[Opening DATA SUPPLIED section]
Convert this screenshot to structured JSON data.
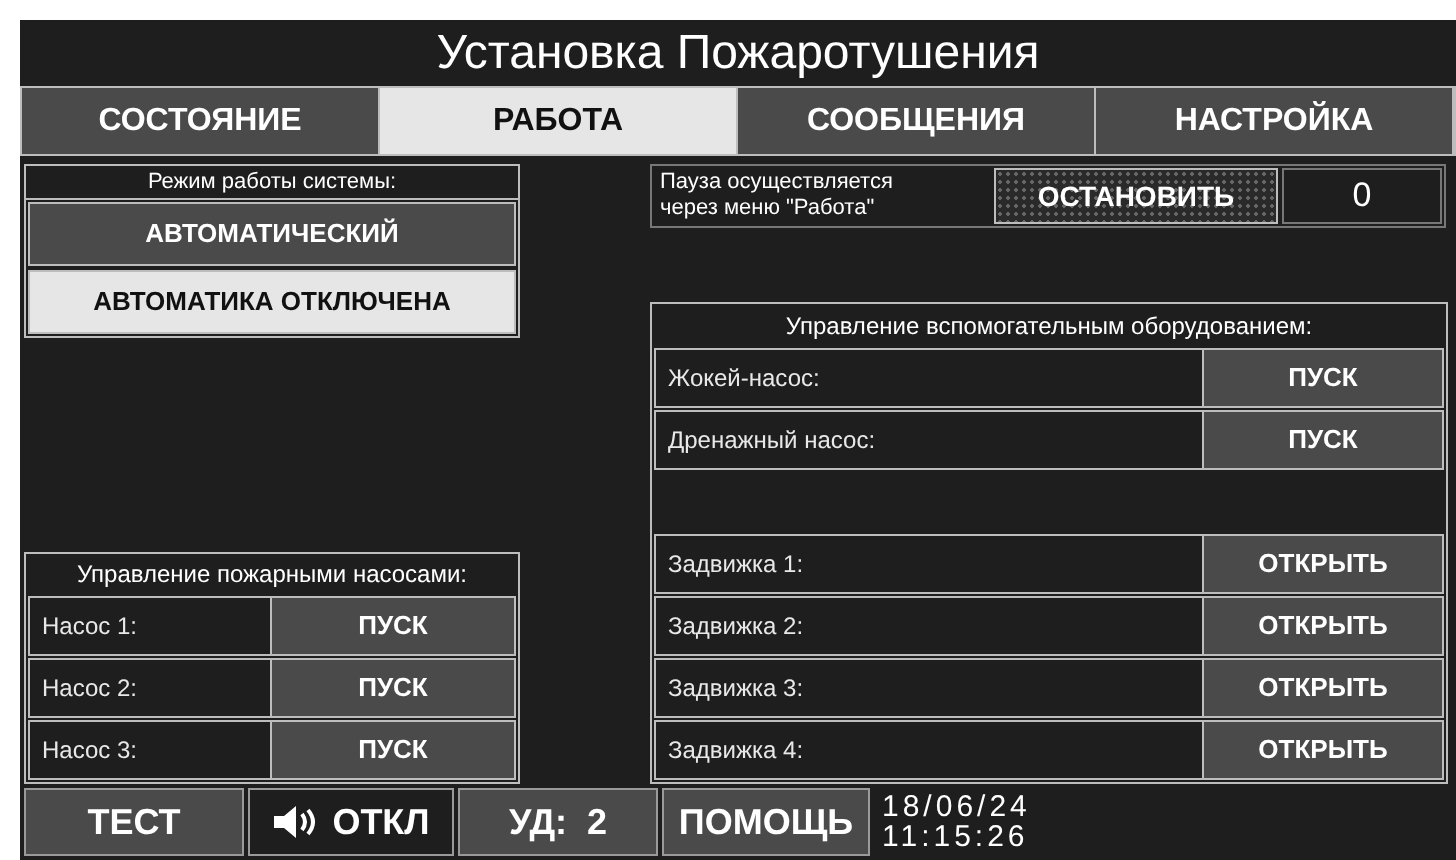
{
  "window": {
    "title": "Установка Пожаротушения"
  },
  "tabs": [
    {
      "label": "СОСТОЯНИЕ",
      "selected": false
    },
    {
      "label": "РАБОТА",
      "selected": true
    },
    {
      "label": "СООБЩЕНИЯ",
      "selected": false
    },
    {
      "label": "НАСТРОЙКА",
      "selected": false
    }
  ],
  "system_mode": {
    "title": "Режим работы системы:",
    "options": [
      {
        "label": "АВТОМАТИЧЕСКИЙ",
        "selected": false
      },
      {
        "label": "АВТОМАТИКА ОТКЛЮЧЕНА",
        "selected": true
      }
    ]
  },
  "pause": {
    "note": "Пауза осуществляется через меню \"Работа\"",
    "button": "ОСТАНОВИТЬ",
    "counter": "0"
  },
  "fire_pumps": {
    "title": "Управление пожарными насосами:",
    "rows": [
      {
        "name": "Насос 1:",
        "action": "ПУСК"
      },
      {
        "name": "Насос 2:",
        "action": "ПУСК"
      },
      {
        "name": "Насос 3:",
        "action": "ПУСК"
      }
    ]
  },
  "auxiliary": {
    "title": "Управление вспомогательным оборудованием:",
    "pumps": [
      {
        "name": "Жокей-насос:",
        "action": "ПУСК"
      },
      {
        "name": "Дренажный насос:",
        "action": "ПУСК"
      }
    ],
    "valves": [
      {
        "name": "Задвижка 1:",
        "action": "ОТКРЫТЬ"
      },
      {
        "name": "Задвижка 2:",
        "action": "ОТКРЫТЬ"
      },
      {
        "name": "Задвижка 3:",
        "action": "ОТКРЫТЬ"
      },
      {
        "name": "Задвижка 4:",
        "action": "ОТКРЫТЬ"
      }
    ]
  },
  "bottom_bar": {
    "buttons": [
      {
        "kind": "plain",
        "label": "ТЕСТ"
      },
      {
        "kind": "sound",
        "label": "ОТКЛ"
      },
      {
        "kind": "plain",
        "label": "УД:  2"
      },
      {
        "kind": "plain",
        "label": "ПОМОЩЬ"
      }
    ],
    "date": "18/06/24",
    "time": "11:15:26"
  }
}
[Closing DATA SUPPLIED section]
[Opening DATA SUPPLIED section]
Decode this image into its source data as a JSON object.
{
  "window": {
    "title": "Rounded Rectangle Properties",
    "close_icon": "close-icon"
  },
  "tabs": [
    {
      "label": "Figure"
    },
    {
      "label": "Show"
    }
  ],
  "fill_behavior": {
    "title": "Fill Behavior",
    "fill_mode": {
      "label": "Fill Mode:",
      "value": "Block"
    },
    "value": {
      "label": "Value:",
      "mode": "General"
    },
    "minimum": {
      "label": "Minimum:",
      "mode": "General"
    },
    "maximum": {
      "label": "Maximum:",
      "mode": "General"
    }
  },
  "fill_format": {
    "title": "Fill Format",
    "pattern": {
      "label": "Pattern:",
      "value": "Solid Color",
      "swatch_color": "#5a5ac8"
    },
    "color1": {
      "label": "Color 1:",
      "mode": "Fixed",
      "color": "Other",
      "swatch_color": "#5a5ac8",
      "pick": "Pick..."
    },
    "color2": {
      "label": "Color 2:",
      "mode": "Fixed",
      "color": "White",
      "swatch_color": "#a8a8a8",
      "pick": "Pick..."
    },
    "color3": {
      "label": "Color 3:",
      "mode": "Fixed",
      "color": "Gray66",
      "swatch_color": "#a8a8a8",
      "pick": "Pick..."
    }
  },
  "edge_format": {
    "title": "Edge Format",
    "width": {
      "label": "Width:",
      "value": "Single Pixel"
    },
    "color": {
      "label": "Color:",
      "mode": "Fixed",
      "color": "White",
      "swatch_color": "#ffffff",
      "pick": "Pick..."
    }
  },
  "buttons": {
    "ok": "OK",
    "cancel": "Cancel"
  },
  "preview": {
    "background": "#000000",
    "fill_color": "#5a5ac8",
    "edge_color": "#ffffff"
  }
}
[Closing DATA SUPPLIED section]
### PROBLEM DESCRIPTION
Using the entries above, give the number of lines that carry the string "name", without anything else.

### TASK RESULT
9